According to PPP, key findings from the survey include:

  • All four pro-family policies tested in the poll were overwhelmingly well received by Nevada caucus-goers. Equal pay for women received 73 percent support; paid sick days received 75 percent support; paid family leave/leave insurance received 61 percent support; and access to child care received 59 percent support.
  • Seventy-two percent of likely caucus-goers said that it is important that the next president focus on improving the economic security of working families by prioritizing policies such as affordable child care and paid family leave.
  • This is particularly true amongst likely Hispanic caucus-goers. Thirty-seven percent of Hispanic voters polled listed this as their single most important priority for the next president, while 51 percent of Hispanic voters said that it was either their most important priority or one of a few very important priorities.
  • Underlying Nevadans’ support for pro-family policies is a shared sentiment that working families are overburdened with high costs and lack of access to affordable services.

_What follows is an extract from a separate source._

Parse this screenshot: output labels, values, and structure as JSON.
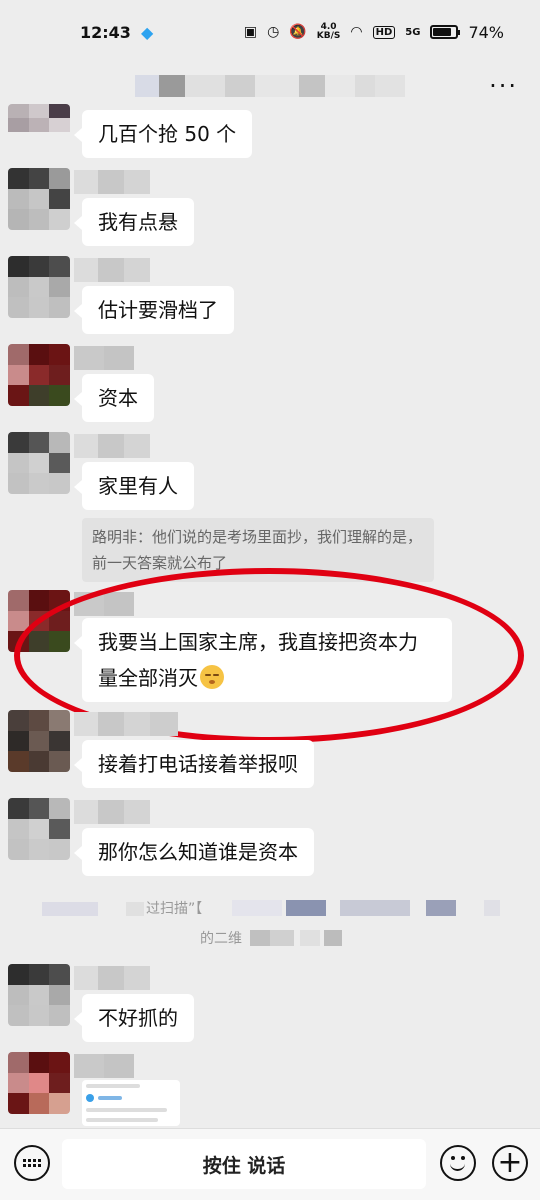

Nevada voters agree that child care is too expensive and out of reach financially for working families by a 27-point margin, and a majority at 51 percent say that today’s families are facing a child care crisis.
  • Also behind caucus-goers’ support is a belief that pro-family policies go hand in hand with promoting economic growth. Fifty-seven percent of Nevada voters say that access to affordable, high-quality child care and pre-kindergarten are not just kids issues, they are necessities for middle-class families and our economy.

PPP surveyed 616 likely Republican and Democratic caucus-goers in Nevada on February 10–11, 2016. The margin of error is +/-4 percent, and the poll was conducted by automated telephone interviews. Click here to see the full poll results, as well as the polling memo.

As the nation looks toward its next slate of leaders in 2016, CAP launched the WithinReach campaign in November 2015 to elevate and create momentum around the need to put high-quality child care and pre-K within reach for kids, families, and the economy. Last year, CAP also released a new proposal that would provide a High-Quality Child Care Tax Credit to help low-income and middle-class families afford child care. The proposal would expand child care access to roughly 6 million children younger than age 5 in the United States, increasing the current service level more than fourfold while supporting financial security for working families. In 2013, CAP released a proposal to make high-quality preschool universally accessible to all 3-year-old and 4-year-old children—legislation that has since been introduced in Congress as the Strong Start for America’s Children Act.

The WithinReach campaign’s website, WithinReachCampaign.org, features an interactive map showing how out of reach child care and pre-K are in every U.S. state; videos; an action toolkit; a guide to engage candidates; click-to-share graphics for social media; and news and updates.

Related resources:

For more information or to speak with an expert, contact Allison Preiss at  or 202.478.6331.